Happy happy birthsecond! You just got a second older! How does it feel? Sorry, we ain't got no cake.
Both senior England internationals have been regulars for their club at Wembley since it reopened, with Lampard having started all of Chelsea's 11 visits to the arena and Terry missing only one Community Shield in that time. More strikingly Lampard has played in 32 of the 34 semi-finals or finals of the Roman Abramovich era, missing only the two League Cup semis of 2008 with a thigh injury, with Terry playing in 27.
Shock! Awe! Mass hysteria. Baseball! Cats and dogs living together. OldGuardageddon! Hashtag, hashtag, OMG.
Newspaper editors all over the football world - i.e. England, because BEST LEAGUE IN THE WORLD (TM) - gleefully rubbed their hands together as they typed out the headlines. They were going back to the well of plenty. When John Terry and Co. aren't fit to serve as examples of everything that's wrong with modern football, they sure are fit to serve as examples of everything that's all about name recognition.
John Terry, right? He's that evil footballer, right? He's been around forever, right, with Chelsea? And now he's going to be DROPPED? Well I say, those animals! Them no good owners and clubs! LOUD WORDS!
It's a lovely headline to make the rounds, to get those eyeballs that have not been following Chelsea closely to take notice. All those double takes - those must be what editors dream of...
The pair have never previously been omitted [from Cup semifinals or finals] when fully fit [...] That scenario will now change with the two veterans, who only recently appeared undroppable, apparently accepting Benítez's policy of rotation ...
That's an odd definition of "recent". And by odd I mean completely wrong, of course. John Terry has been eminently droppable since his latest struggles with the law, footing, and football in general, while the clock has been ticking over Frank's head for even longer, the bells tolling ever louder after the club's marriage to the 4-2-3-1, 'til death do them part.
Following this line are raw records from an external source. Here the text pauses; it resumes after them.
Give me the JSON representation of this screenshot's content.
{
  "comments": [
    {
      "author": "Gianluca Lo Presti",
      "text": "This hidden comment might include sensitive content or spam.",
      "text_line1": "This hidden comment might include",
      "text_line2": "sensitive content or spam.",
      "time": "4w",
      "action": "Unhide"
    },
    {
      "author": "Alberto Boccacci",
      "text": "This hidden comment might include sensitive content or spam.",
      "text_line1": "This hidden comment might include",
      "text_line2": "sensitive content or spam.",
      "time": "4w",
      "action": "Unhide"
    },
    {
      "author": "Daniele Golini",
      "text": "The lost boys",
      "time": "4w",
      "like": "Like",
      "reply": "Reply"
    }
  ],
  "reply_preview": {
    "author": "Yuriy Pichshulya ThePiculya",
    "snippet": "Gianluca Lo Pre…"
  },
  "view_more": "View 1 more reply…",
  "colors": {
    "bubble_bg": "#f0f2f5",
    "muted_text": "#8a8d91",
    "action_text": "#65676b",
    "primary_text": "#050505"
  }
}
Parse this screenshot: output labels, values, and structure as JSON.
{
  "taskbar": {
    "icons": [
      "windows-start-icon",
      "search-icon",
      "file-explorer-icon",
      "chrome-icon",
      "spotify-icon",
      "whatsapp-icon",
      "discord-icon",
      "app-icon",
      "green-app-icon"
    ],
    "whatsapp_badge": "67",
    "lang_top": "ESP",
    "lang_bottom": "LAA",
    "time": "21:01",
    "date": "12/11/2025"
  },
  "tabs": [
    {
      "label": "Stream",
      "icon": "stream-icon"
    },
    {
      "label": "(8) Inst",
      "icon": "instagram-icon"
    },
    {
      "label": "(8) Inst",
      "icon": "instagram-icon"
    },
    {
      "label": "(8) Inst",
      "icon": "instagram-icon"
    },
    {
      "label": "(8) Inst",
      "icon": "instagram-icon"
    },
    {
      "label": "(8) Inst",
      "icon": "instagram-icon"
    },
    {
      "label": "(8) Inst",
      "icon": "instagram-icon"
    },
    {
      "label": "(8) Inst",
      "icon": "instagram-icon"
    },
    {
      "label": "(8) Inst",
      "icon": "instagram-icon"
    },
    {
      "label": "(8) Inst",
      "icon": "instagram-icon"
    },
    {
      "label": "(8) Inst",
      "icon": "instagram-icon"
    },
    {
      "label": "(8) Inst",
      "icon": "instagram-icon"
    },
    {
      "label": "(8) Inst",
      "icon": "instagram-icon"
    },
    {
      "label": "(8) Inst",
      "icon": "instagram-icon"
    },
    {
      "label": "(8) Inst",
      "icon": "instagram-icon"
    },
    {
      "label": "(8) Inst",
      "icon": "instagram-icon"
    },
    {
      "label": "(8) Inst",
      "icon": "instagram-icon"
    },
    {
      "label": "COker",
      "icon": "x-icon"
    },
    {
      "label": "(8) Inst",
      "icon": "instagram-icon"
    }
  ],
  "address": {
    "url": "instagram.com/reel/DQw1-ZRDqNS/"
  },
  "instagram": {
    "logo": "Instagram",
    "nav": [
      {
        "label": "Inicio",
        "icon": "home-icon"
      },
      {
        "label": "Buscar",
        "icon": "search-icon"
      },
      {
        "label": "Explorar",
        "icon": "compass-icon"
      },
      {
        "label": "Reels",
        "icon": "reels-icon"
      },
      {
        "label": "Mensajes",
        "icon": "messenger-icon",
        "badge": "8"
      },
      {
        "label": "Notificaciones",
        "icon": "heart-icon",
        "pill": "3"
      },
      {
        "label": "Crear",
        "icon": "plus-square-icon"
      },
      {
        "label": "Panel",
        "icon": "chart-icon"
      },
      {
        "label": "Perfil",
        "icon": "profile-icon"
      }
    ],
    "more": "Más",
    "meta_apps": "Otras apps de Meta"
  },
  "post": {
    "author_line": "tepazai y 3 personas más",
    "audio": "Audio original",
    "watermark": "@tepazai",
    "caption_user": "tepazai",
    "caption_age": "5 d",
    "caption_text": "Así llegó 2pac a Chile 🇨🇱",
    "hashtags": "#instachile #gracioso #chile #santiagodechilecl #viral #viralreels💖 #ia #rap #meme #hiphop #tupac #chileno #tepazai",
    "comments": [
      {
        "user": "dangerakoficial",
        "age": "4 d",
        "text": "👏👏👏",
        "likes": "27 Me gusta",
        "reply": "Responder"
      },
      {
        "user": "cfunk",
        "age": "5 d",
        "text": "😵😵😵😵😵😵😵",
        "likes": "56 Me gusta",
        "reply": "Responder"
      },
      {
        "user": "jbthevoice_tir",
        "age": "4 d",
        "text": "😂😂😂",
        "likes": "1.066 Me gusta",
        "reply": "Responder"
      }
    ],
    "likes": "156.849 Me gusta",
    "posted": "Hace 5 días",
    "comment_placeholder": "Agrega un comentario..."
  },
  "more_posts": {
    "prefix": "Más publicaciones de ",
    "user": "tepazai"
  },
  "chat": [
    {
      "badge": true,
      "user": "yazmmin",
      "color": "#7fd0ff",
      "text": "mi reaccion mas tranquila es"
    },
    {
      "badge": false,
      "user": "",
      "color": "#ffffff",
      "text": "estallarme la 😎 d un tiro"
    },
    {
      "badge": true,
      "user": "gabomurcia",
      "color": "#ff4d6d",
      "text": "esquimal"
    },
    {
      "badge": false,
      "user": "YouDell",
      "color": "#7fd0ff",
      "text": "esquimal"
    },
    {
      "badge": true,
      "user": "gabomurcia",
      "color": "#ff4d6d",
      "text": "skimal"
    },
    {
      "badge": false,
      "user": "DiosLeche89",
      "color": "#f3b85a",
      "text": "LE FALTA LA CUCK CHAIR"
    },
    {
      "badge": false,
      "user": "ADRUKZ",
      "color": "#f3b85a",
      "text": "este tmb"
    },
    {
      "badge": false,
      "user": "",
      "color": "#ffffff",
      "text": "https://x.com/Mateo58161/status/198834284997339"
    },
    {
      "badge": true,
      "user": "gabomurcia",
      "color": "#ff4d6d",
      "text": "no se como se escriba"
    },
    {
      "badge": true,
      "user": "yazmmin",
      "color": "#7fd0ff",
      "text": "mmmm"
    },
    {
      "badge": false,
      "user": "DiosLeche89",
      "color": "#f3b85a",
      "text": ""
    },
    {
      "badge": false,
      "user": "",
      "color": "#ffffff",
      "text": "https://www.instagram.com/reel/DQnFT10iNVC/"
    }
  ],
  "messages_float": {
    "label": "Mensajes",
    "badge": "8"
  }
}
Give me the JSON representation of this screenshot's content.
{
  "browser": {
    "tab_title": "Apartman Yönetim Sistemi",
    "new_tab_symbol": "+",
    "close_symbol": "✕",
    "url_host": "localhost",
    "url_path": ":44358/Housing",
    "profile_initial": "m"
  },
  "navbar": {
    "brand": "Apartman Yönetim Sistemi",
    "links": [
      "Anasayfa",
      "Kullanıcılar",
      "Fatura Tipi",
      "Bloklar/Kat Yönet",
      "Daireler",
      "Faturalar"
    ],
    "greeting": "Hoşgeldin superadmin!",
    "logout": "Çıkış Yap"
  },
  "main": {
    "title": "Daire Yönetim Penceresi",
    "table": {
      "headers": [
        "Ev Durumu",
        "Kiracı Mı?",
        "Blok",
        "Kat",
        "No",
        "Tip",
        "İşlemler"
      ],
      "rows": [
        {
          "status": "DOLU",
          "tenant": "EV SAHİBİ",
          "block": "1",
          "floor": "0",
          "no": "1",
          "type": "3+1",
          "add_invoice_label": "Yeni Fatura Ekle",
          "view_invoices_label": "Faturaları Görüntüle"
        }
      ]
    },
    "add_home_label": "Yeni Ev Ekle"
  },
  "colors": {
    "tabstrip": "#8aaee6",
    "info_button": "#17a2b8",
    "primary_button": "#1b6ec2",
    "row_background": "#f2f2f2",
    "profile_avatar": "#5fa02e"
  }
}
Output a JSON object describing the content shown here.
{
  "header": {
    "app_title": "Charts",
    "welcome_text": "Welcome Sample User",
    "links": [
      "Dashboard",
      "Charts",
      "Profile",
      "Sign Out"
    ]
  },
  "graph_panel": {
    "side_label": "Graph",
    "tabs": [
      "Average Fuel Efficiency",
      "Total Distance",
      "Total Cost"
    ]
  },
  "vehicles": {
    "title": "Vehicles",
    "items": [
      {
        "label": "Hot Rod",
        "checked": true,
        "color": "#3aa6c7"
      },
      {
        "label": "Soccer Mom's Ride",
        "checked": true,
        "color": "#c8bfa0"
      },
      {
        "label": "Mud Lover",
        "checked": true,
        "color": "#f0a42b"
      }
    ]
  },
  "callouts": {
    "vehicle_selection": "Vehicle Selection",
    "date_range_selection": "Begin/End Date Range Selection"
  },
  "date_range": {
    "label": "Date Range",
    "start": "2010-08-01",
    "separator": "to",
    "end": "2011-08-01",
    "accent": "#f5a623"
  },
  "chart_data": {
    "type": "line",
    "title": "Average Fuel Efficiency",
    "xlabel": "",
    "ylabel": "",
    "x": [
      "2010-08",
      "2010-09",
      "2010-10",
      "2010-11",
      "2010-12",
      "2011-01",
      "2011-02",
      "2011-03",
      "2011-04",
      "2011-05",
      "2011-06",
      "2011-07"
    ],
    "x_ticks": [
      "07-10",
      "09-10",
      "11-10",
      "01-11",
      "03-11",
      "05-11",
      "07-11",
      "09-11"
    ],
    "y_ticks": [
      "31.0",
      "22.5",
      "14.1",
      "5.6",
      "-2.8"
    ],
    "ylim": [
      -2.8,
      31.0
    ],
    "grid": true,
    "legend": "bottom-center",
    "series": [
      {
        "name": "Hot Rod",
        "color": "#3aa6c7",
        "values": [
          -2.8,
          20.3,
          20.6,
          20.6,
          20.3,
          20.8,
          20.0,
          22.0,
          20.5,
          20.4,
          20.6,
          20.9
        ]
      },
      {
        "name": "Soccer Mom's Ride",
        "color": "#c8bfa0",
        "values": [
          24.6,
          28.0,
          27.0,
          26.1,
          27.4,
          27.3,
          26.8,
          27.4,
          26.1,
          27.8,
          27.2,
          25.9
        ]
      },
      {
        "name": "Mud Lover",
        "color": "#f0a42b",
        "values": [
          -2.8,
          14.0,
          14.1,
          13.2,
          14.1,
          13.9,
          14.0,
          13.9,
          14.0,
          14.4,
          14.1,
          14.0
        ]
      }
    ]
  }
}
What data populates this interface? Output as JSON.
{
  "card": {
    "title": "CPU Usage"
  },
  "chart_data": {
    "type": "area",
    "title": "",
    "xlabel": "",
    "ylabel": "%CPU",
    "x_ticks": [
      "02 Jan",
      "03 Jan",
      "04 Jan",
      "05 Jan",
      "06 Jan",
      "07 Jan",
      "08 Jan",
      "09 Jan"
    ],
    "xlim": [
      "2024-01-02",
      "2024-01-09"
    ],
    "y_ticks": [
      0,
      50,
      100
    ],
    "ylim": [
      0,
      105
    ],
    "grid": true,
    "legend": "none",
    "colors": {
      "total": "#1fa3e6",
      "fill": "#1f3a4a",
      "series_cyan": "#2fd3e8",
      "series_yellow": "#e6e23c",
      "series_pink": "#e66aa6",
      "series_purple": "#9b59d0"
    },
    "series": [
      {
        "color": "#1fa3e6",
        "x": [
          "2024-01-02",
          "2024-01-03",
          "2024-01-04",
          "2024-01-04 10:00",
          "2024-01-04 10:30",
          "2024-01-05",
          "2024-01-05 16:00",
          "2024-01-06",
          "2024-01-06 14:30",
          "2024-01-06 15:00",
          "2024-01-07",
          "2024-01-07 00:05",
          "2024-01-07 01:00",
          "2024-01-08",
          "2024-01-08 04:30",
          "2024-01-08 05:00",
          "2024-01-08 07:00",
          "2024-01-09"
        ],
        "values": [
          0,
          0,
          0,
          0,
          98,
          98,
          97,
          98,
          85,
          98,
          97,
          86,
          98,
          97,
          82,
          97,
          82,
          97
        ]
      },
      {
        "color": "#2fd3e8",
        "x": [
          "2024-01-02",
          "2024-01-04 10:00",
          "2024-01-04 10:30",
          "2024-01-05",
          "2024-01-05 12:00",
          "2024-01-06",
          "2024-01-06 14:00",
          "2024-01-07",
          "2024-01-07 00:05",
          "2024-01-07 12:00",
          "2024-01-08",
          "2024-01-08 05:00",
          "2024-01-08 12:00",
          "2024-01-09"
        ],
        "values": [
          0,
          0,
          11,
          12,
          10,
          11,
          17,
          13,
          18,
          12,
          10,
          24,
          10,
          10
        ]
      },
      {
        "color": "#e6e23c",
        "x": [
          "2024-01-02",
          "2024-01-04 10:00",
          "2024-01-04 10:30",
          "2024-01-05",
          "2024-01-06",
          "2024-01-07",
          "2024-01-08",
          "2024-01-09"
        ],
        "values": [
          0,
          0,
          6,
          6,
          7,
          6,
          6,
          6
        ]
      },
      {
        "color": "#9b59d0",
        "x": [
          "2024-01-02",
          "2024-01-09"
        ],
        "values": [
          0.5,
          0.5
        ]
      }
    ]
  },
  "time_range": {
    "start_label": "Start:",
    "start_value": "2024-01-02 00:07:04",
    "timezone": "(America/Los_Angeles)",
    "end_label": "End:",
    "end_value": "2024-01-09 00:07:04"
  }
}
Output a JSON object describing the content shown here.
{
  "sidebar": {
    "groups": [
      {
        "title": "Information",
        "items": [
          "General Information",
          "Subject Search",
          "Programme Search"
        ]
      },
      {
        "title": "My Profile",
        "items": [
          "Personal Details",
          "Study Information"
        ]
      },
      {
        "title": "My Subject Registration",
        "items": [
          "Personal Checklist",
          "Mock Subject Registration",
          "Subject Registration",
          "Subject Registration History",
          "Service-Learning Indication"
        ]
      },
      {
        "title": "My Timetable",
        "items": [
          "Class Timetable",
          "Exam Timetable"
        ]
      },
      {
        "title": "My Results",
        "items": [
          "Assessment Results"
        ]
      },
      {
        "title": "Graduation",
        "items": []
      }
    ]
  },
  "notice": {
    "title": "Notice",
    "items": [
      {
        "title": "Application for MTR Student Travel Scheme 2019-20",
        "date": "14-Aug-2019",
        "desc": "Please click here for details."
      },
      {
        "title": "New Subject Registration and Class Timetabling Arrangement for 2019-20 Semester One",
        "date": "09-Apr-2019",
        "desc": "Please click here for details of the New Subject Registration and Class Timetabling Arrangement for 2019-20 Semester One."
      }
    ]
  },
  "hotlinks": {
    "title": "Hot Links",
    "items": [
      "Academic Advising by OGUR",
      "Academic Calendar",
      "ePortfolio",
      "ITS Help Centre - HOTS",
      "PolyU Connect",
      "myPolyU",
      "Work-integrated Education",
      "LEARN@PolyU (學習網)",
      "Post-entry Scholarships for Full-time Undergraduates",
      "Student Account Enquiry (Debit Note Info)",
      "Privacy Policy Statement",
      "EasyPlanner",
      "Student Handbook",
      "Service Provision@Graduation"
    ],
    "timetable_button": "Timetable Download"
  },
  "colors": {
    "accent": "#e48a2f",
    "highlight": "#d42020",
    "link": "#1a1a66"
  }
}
And then there are the injuries. Once you hit that magic threshold of 30, Carrousel begins and injuries stick like glue. Terry is on track to feature in just one-third of Chelsea's matches this season; Lampard is on track for just one-half. Terry will probably not hit 30 appearances in all competitions (currently on 23) for the first time since the 2002-03 season; Lampard will probably feature in less than 30 Premier League matches for just the third time in his Chelsea career (but second time in the last three seasons), and he would need to play in at least seven more to hit his usual standard of 48+ in all competitions.
The point is, one of those guys is 32, the other just a few months away from 35. Yes, they have experience. Yes, they're club legends. No, they're no longer automatic starters. Perhaps we should thank Interim for distracting us from yet another mid-season full of questions about Lampard's playing time and future.
If the Chelsea starting lineup on Sunday includes neither Terry nor Lampard, it will not be a surprising omission. Quite the opposite, it will be a normal occurrence, just like it has been in 45 of Chelsea's 59 matches this season.
For the record, here are the 14 matches (5W - 3D - 6L; 29:22) in which the guardiest of the Old Guard started together in 2012-13:
- Community Shield, Manchester City (N) - LOSS 2-3
- Matchday 1, Wigan (A) - WIN 2-0
- Matchday 2, Reading (H) - WIN 4-2
- Matchday 4, QPR (A) - DRAW 0-0
- CL Matchday 1, Juventus (H) - DRAW 2-2
- Matchday 7, Norwich (H) - WIN 4-1
- CL Matchday 3, Shakhtar (A) - LOSS 1-2
- FA Cup 4th round, Brentford (A) - DRAW 2-2
- Matchday 25, Newcastle (A) - LOSS 2-3
- FA Cup 4th round replay, Brentford (H) - WIN 4-0
- EL Quarterfinal Leg 1, Steaua (A) - LOSS 0-1
- Matchday 30, Southampton (A) - LOSS 1-2
- EL Semifinal Leg 1, Rubin Kazan (H) - WIN 3-1
- EL Semifinal Leg 2, Rubin Kazan (A) - LOSS 2-3
Now that is what I call an unimpressive resume.